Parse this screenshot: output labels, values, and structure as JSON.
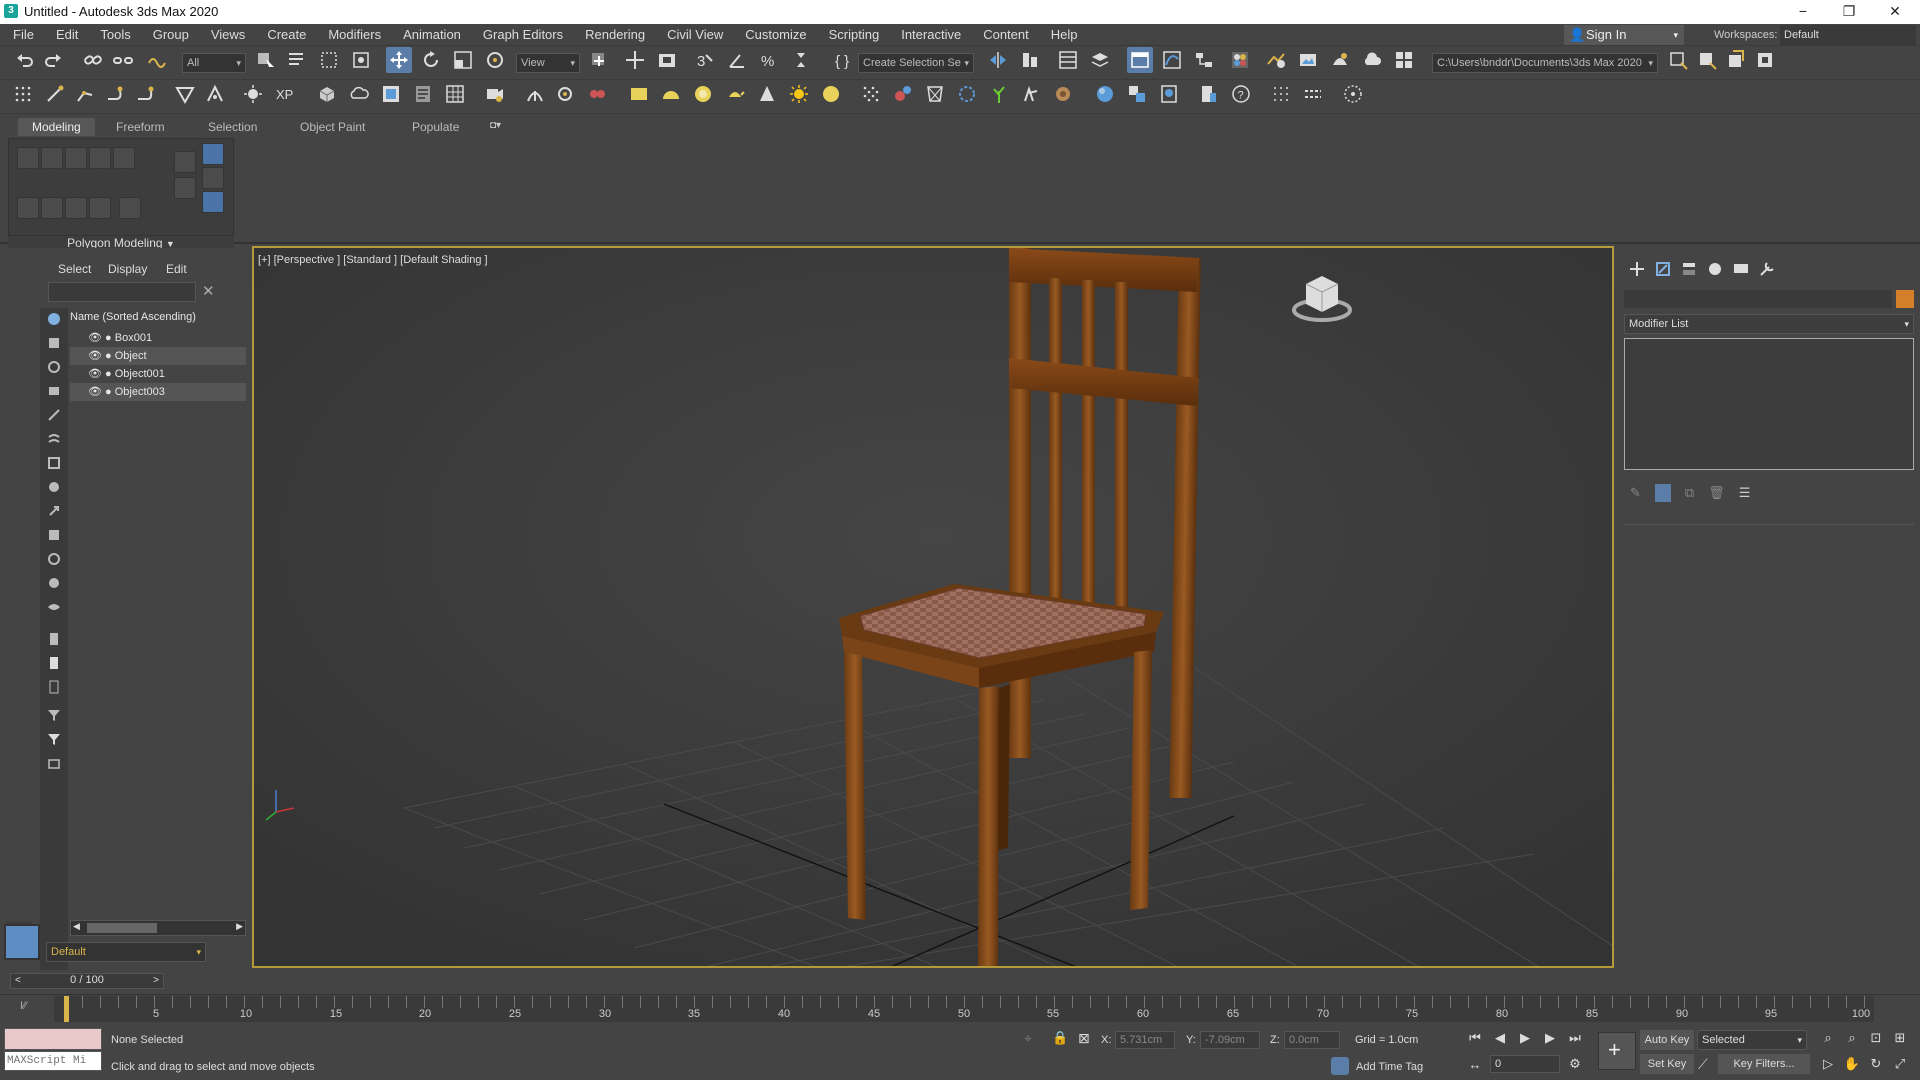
{
  "window": {
    "title": "Untitled - Autodesk 3ds Max 2020",
    "minimize": "−",
    "maximize": "❐",
    "close": "✕"
  },
  "menu": [
    "File",
    "Edit",
    "Tools",
    "Group",
    "Views",
    "Create",
    "Modifiers",
    "Animation",
    "Graph Editors",
    "Rendering",
    "Civil View",
    "Customize",
    "Scripting",
    "Interactive",
    "Content",
    "Help"
  ],
  "account": {
    "sign_in": "Sign In",
    "workspaces_label": "Workspaces:",
    "workspace": "Default"
  },
  "toolbar": {
    "selection_filter": "All",
    "ref_coord": "View",
    "named_selection": "Create Selection Se",
    "project_path": "C:\\Users\\bnddr\\Documents\\3ds Max 2020"
  },
  "ribbon": {
    "tabs": [
      "Modeling",
      "Freeform",
      "Selection",
      "Object Paint",
      "Populate"
    ],
    "panel_label": "Polygon Modeling"
  },
  "explorer": {
    "tabs": [
      "Select",
      "Display",
      "Edit"
    ],
    "header": "Name (Sorted Ascending)",
    "objects": [
      "Box001",
      "Object",
      "Object001",
      "Object003"
    ],
    "layer": "Default"
  },
  "viewport": {
    "label": "[+] [Perspective ] [Standard ] [Default Shading ]"
  },
  "command_panel": {
    "modifier_list": "Modifier List",
    "name_color": "#d4802a"
  },
  "timeline": {
    "frame_display": "0 / 100",
    "ticks": [
      "5",
      "10",
      "15",
      "20",
      "25",
      "30",
      "35",
      "40",
      "45",
      "50",
      "55",
      "60",
      "65",
      "70",
      "75",
      "80",
      "85",
      "90",
      "95",
      "100"
    ]
  },
  "status": {
    "script_placeholder": "MAXScript Mi",
    "selection": "None Selected",
    "prompt": "Click and drag to select and move objects",
    "x_label": "X:",
    "x_value": "5.731cm",
    "y_label": "Y:",
    "y_value": "-7.09cm",
    "z_label": "Z:",
    "z_value": "0.0cm",
    "grid": "Grid = 1.0cm",
    "add_time_tag": "Add Time Tag",
    "auto_key": "Auto Key",
    "set_key": "Set Key",
    "key_mode": "Selected",
    "key_filters": "Key Filters...",
    "current_frame": "0"
  }
}
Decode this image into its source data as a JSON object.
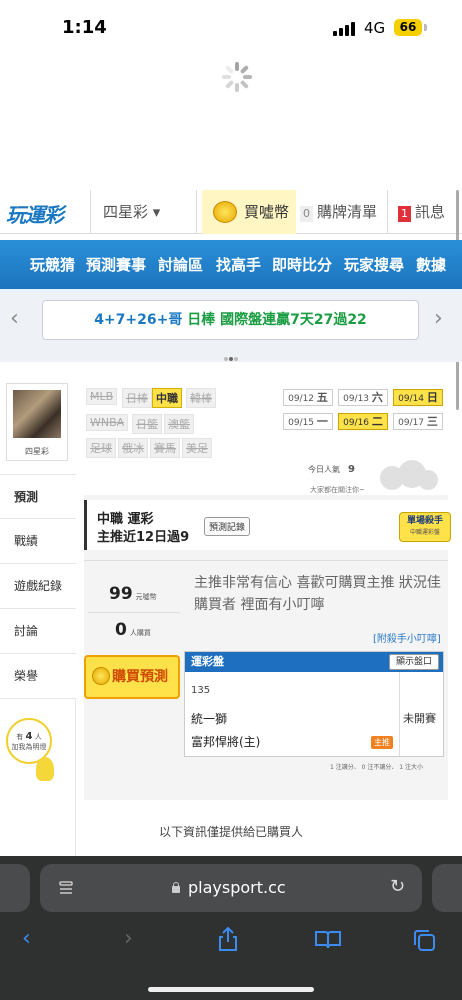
{
  "status_bar": {
    "time": "1:14",
    "network": "4G",
    "battery": "66"
  },
  "header": {
    "logo": "玩運彩",
    "game_select": "四星彩 ▾",
    "buy_coin": "買噓幣",
    "cart_count": "0",
    "cart_label": "購牌清單",
    "msg_count": "1",
    "msg_label": "訊息"
  },
  "nav": {
    "items": [
      "玩競猜",
      "預測賽事",
      "討論區",
      "找高手",
      "即時比分",
      "玩家搜尋",
      "數據"
    ]
  },
  "banner": {
    "text_a": "4+7+26+哥",
    "text_b": "日棒 國際盤連贏7天27過22"
  },
  "profile": {
    "name": "四星彩"
  },
  "sports": {
    "row1": [
      {
        "label": "MLB",
        "on": false
      },
      {
        "label": "日棒",
        "on": false
      },
      {
        "label": "中職",
        "on": true
      },
      {
        "label": "韓棒",
        "on": false
      }
    ],
    "row2": [
      {
        "label": "WNBA",
        "on": false
      },
      {
        "label": "日籃",
        "on": false
      },
      {
        "label": "澳籃",
        "on": false
      }
    ],
    "row3": [
      {
        "label": "足球",
        "on": false
      },
      {
        "label": "俄冰",
        "on": false
      },
      {
        "label": "賽馬",
        "on": false
      },
      {
        "label": "美足",
        "on": false
      }
    ]
  },
  "dates": [
    {
      "date": "09/12",
      "day": "五",
      "on": false
    },
    {
      "date": "09/13",
      "day": "六",
      "on": false
    },
    {
      "date": "09/14",
      "day": "日",
      "on": true
    },
    {
      "date": "09/15",
      "day": "一",
      "on": false
    },
    {
      "date": "09/16",
      "day": "二",
      "on": true
    },
    {
      "date": "09/17",
      "day": "三",
      "on": false
    }
  ],
  "popularity": {
    "label": "今日人氣",
    "value": "9",
    "watch": "大家都在關注你~"
  },
  "side_menu": [
    "預測",
    "戰績",
    "遊戲紀錄",
    "討論",
    "榮譽"
  ],
  "helper": {
    "prefix": "有",
    "count": "4",
    "suffix": "人",
    "line2": "加我為明燈"
  },
  "prediction": {
    "title1": "中職 運彩",
    "title2": "主推近12日過9",
    "record_btn": "預測記錄",
    "killer_title": "單場殺手",
    "killer_sub": "中職運彩盤",
    "coins": "99",
    "coins_unit": "元噓幣",
    "buyers": "0",
    "buyers_unit": "人購買",
    "note": "主推非常有信心 喜歡可購買主推 狀況佳 購買者 裡面有小叮嚀",
    "attach": "[附殺手小叮嚀]",
    "buy_btn": "購買預測",
    "table_head": "運彩盤",
    "show_odds": "顯示盤口",
    "game_no": "135",
    "team1": "統一獅",
    "team2": "富邦悍將(主)",
    "game_status": "未開賽",
    "host_tag": "主推",
    "legend": "1 注讓分、 0 注不讓分、 1 注大小"
  },
  "info_text": "以下資訊僅提供給已購買人",
  "browser": {
    "url": "playsport.cc"
  }
}
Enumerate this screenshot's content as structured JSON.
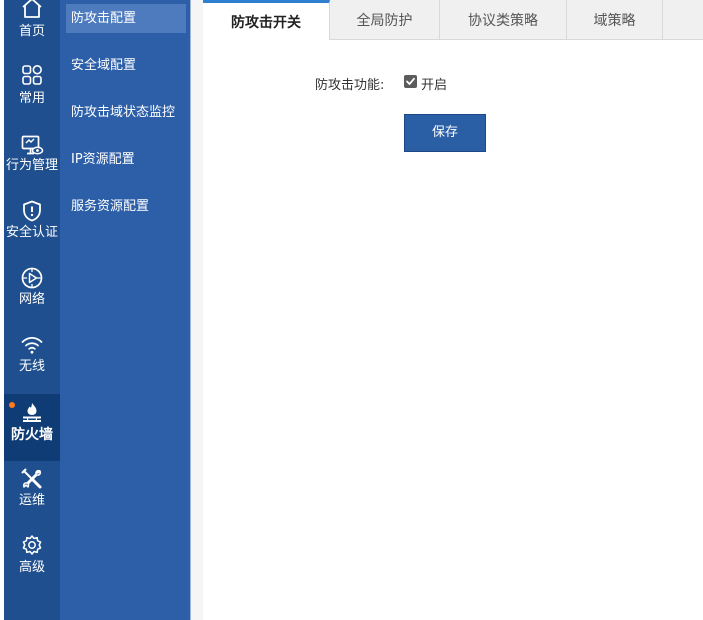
{
  "nav": {
    "items": [
      {
        "label": "首页",
        "icon": "home-icon"
      },
      {
        "label": "常用",
        "icon": "grid-icon"
      },
      {
        "label": "行为管理",
        "icon": "monitor-eye-icon"
      },
      {
        "label": "安全认证",
        "icon": "shield-icon"
      },
      {
        "label": "网络",
        "icon": "network-icon"
      },
      {
        "label": "无线",
        "icon": "wifi-icon"
      },
      {
        "label": "防火墙",
        "icon": "firewall-icon",
        "active": true
      },
      {
        "label": "运维",
        "icon": "tools-icon"
      },
      {
        "label": "高级",
        "icon": "gear-icon"
      }
    ],
    "active_indicator_color": "#ff7a1a"
  },
  "submenu": {
    "items": [
      {
        "label": "防攻击配置",
        "active": true
      },
      {
        "label": "安全域配置"
      },
      {
        "label": "防攻击域状态监控"
      },
      {
        "label": "IP资源配置"
      },
      {
        "label": "服务资源配置"
      }
    ]
  },
  "tabs": [
    {
      "label": "防攻击开关",
      "active": true
    },
    {
      "label": "全局防护"
    },
    {
      "label": "协议类策略"
    },
    {
      "label": "域策略"
    }
  ],
  "form": {
    "field_label": "防攻击功能:",
    "checkbox_checked": true,
    "checkbox_label": "开启",
    "save_label": "保存"
  },
  "colors": {
    "rail_bg": "#1f4f8e",
    "rail_active_bg": "#0f3c75",
    "submenu_bg": "#2c5fa8",
    "submenu_active_bg": "#4d7bbd",
    "tab_active_border": "#2f7fd0",
    "button_bg": "#2a5fa6"
  }
}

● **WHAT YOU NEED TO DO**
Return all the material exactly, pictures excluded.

● **OUTPUT FOR THIS EXERCISE**
Parse this screenshot: output labels, values, and structure as JSON.
{
  "window": {
    "title": "Untitled - Autodesk 3ds Max 2020",
    "minimize": "−",
    "maximize": "❐",
    "close": "✕"
  },
  "menu": [
    "File",
    "Edit",
    "Tools",
    "Group",
    "Views",
    "Create",
    "Modifiers",
    "Animation",
    "Graph Editors",
    "Rendering",
    "Civil View",
    "Customize",
    "Scripting",
    "Interactive",
    "Content",
    "Help"
  ],
  "account": {
    "sign_in": "Sign In",
    "workspaces_label": "Workspaces:",
    "workspace": "Default"
  },
  "toolbar": {
    "selection_filter": "All",
    "ref_coord": "View",
    "named_selection": "Create Selection Se",
    "project_path": "C:\\Users\\bnddr\\Documents\\3ds Max 2020"
  },
  "ribbon": {
    "tabs": [
      "Modeling",
      "Freeform",
      "Selection",
      "Object Paint",
      "Populate"
    ],
    "panel_label": "Polygon Modeling"
  },
  "explorer": {
    "tabs": [
      "Select",
      "Display",
      "Edit"
    ],
    "header": "Name (Sorted Ascending)",
    "objects": [
      "Box001",
      "Object",
      "Object001",
      "Object003"
    ],
    "layer": "Default"
  },
  "viewport": {
    "label": "[+] [Perspective ] [Standard ] [Default Shading ]"
  },
  "command_panel": {
    "modifier_list": "Modifier List",
    "name_color": "#d4802a"
  },
  "timeline": {
    "frame_display": "0 / 100",
    "ticks": [
      "5",
      "10",
      "15",
      "20",
      "25",
      "30",
      "35",
      "40",
      "45",
      "50",
      "55",
      "60",
      "65",
      "70",
      "75",
      "80",
      "85",
      "90",
      "95",
      "100"
    ]
  },
  "status": {
    "script_placeholder": "MAXScript Mi",
    "selection": "None Selected",
    "prompt": "Click and drag to select and move objects",
    "x_label": "X:",
    "x_value": "5.731cm",
    "y_label": "Y:",
    "y_value": "-7.09cm",
    "z_label": "Z:",
    "z_value": "0.0cm",
    "grid": "Grid = 1.0cm",
    "add_time_tag": "Add Time Tag",
    "auto_key": "Auto Key",
    "set_key": "Set Key",
    "key_mode": "Selected",
    "key_filters": "Key Filters...",
    "current_frame": "0"
  }
}
Decode this image into its source data as a JSON object.
{
  "status_bar": {
    "time": "1:14",
    "network": "4G",
    "battery": "66"
  },
  "header": {
    "logo": "玩運彩",
    "game_select": "四星彩 ▾",
    "buy_coin": "買噓幣",
    "cart_count": "0",
    "cart_label": "購牌清單",
    "msg_count": "1",
    "msg_label": "訊息"
  },
  "nav": {
    "items": [
      "玩競猜",
      "預測賽事",
      "討論區",
      "找高手",
      "即時比分",
      "玩家搜尋",
      "數據"
    ]
  },
  "banner": {
    "text_a": "4+7+26+哥",
    "text_b": "日棒 國際盤連贏7天27過22"
  },
  "profile": {
    "name": "四星彩"
  },
  "sports": {
    "row1": [
      {
        "label": "MLB",
        "on": false
      },
      {
        "label": "日棒",
        "on": false
      },
      {
        "label": "中職",
        "on": true
      },
      {
        "label": "韓棒",
        "on": false
      }
    ],
    "row2": [
      {
        "label": "WNBA",
        "on": false
      },
      {
        "label": "日籃",
        "on": false
      },
      {
        "label": "澳籃",
        "on": false
      }
    ],
    "row3": [
      {
        "label": "足球",
        "on": false
      },
      {
        "label": "俄冰",
        "on": false
      },
      {
        "label": "賽馬",
        "on": false
      },
      {
        "label": "美足",
        "on": false
      }
    ]
  },
  "dates": [
    {
      "date": "09/12",
      "day": "五",
      "on": false
    },
    {
      "date": "09/13",
      "day": "六",
      "on": false
    },
    {
      "date": "09/14",
      "day": "日",
      "on": true
    },
    {
      "date": "09/15",
      "day": "一",
      "on": false
    },
    {
      "date": "09/16",
      "day": "二",
      "on": true
    },
    {
      "date": "09/17",
      "day": "三",
      "on": false
    }
  ],
  "popularity": {
    "label": "今日人氣",
    "value": "9",
    "watch": "大家都在關注你~"
  },
  "side_menu": [
    "預測",
    "戰績",
    "遊戲紀錄",
    "討論",
    "榮譽"
  ],
  "helper": {
    "prefix": "有",
    "count": "4",
    "suffix": "人",
    "line2": "加我為明燈"
  },
  "prediction": {
    "title1": "中職 運彩",
    "title2": "主推近12日過9",
    "record_btn": "預測記錄",
    "killer_title": "單場殺手",
    "killer_sub": "中職運彩盤",
    "coins": "99",
    "coins_unit": "元噓幣",
    "buyers": "0",
    "buyers_unit": "人購買",
    "note": "主推非常有信心 喜歡可購買主推 狀況佳 購買者 裡面有小叮嚀",
    "attach": "[附殺手小叮嚀]",
    "buy_btn": "購買預測",
    "table_head": "運彩盤",
    "show_odds": "顯示盤口",
    "game_no": "135",
    "team1": "統一獅",
    "team2": "富邦悍將(主)",
    "game_status": "未開賽",
    "host_tag": "主推",
    "legend": "1 注讓分、 0 注不讓分、 1 注大小"
  },
  "info_text": "以下資訊僅提供給已購買人",
  "browser": {
    "url": "playsport.cc"
  }
}
Enumerate this screenshot's content as structured JSON.
{
  "nav": {
    "items": [
      {
        "label": "首页",
        "icon": "home-icon"
      },
      {
        "label": "常用",
        "icon": "grid-icon"
      },
      {
        "label": "行为管理",
        "icon": "monitor-eye-icon"
      },
      {
        "label": "安全认证",
        "icon": "shield-icon"
      },
      {
        "label": "网络",
        "icon": "network-icon"
      },
      {
        "label": "无线",
        "icon": "wifi-icon"
      },
      {
        "label": "防火墙",
        "icon": "firewall-icon",
        "active": true
      },
      {
        "label": "运维",
        "icon": "tools-icon"
      },
      {
        "label": "高级",
        "icon": "gear-icon"
      }
    ],
    "active_indicator_color": "#ff7a1a"
  },
  "submenu": {
    "items": [
      {
        "label": "防攻击配置",
        "active": true
      },
      {
        "label": "安全域配置"
      },
      {
        "label": "防攻击域状态监控"
      },
      {
        "label": "IP资源配置"
      },
      {
        "label": "服务资源配置"
      }
    ]
  },
  "tabs": [
    {
      "label": "防攻击开关",
      "active": true
    },
    {
      "label": "全局防护"
    },
    {
      "label": "协议类策略"
    },
    {
      "label": "域策略"
    }
  ],
  "form": {
    "field_label": "防攻击功能:",
    "checkbox_checked": true,
    "checkbox_label": "开启",
    "save_label": "保存"
  },
  "colors": {
    "rail_bg": "#1f4f8e",
    "rail_active_bg": "#0f3c75",
    "submenu_bg": "#2c5fa8",
    "submenu_active_bg": "#4d7bbd",
    "tab_active_border": "#2f7fd0",
    "button_bg": "#2a5fa6"
  }
}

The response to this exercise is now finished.